Charles Cobb’s book, This Nonviolent Stuff’ll Get You Killed: How Guns Made the Civil Rights Movement Possible, is essential reading for anyone teaching the Civil Rights Movement because it calls into question much of what we think we know about nonviolence and the agency of African Americans in the South.
Cobb focuses on the seldom-told role of armed self-defense within the context of a nonviolent movement.
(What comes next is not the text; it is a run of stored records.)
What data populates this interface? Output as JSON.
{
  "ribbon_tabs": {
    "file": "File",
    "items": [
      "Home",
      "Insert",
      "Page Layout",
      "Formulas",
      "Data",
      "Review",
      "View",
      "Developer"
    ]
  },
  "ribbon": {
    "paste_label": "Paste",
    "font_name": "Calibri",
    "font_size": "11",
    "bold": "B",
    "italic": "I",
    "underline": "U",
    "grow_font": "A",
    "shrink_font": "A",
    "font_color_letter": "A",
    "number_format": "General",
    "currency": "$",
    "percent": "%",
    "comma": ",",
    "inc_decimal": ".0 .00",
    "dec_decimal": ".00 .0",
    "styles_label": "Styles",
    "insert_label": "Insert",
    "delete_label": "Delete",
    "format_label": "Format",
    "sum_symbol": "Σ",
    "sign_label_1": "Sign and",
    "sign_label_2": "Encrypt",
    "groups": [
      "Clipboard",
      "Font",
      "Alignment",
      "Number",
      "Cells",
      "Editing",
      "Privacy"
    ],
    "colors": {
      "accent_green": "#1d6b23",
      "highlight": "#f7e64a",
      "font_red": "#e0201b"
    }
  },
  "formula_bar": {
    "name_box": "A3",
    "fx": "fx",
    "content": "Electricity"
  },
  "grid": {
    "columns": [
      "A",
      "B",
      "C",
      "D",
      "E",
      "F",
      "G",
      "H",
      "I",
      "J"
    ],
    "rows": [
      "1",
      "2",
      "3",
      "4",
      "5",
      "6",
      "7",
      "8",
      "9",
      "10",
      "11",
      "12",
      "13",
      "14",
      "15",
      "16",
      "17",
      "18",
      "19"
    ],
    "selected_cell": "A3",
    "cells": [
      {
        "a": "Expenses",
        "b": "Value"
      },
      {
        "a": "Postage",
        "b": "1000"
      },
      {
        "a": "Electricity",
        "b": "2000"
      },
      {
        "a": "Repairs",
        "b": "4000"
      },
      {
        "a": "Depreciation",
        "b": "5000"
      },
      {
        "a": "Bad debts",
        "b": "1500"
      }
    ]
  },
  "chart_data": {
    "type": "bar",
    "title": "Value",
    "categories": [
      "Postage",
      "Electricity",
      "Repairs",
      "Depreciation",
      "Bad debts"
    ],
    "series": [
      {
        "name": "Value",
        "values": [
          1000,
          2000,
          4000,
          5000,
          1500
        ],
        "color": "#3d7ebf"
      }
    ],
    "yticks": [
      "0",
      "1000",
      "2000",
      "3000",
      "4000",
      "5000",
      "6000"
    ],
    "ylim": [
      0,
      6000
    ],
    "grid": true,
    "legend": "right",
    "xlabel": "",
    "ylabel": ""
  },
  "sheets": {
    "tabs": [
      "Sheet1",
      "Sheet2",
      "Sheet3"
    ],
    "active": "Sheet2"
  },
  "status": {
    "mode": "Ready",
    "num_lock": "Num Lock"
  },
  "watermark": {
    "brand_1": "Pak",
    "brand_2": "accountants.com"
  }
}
His aim is to “force a reappraisal of the movement and to open the door to new ways of understanding what happened in the South in the 1950s and 60s.” Cobb writes not only as a journalist, but also from his firsthand experience as a field secretary for the Student Nonviolent Coordinating Committee (SNCC) in Mississippi, where he played a lead role in launching Freedom Schools.
This is grassroots history, drawing on the thinking “of Freedom Movement veterans who have formed the intellectual spine of this book.” Hodding Carter III, journalist and fellow 60s activist in the South, says: “Read it and be reminded that history is not a record etched in stone by journalists and academics, but a living stream, fed and redirected by the bottom-up witness of its participants.” [Description by Rethinking Schools.]
ISBN: 9780822361237 | Duke University Press